UCLA said in its most recent statement that it’s taken steps since the time of the alleged violations, including creating its Office of Equity, Diversity and Inclusion and establishing peer review committees to review proposed sanctions for any senior leader or faculty member found to have committed sexual harassment.
The Faculty Senate “is resolved that statements made by candidate Don Gaetz in his initial interview, combined with his past political and professional positions and actions, are incompatible with the academic mission and educational initiatives” of the university, reads the faculty resolution. It urges the presidential search committee and Board of Trustees to choose among the remaining pool of “highly qualified finalists.”
Daniel Pace, a professor of finance and president of the university’s union affiliated with the American Federation of Teachers and the National Education Association, called performance measures “so flawed,” Politicoreported. “They show a fundamental lack of understanding of how a university functions and what the role of a university is, particularly for a regional comprehensive university like [West Florida]. There is no place for a regional comprehensive university under these performance metrics.”

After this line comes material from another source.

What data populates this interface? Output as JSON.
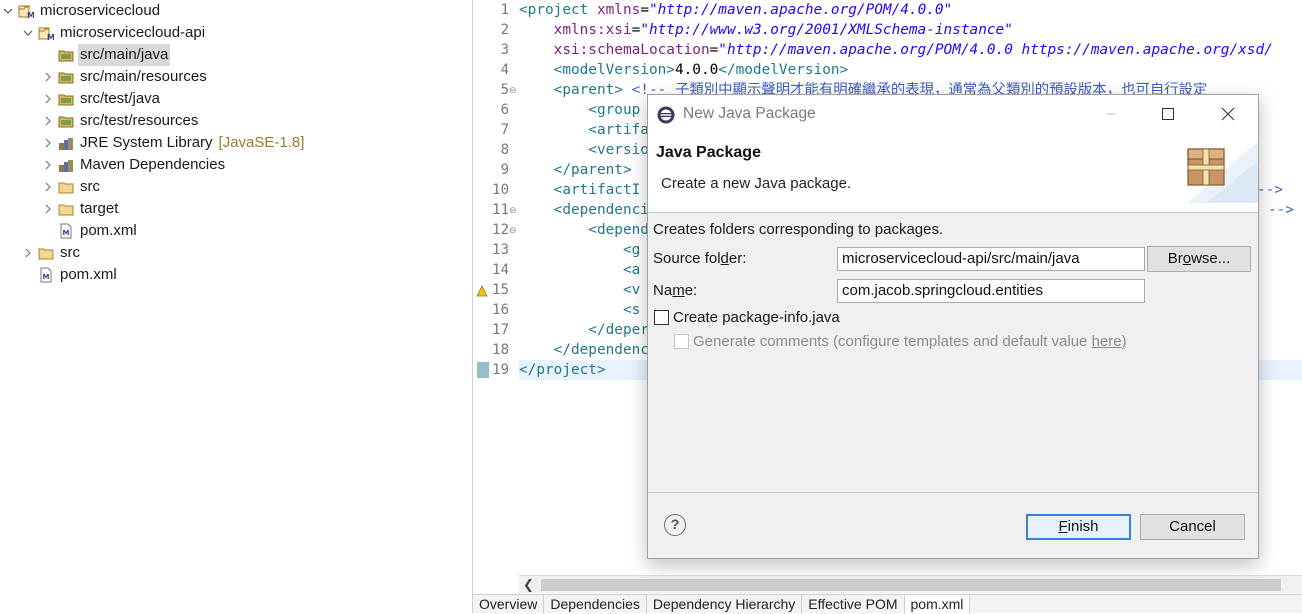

All finalists beyond Gaetz, including Martha Saunders, the university's provost, have significant higher education experience. Gaetz told Politico, “Everyone has a right to express themselves, and I certainly respect the members of the faculty who organized this effort. It is their right to express themselves.” The university did not immediately respond to a request for comment. Trustees are expected to name a new president on Thursday.
Florida State University in 2014 hired John Thrasher, a Republican state lawmaker with no higher education experience, as president, despite a similar plea by faculty members to their Board of Trustees not to do so.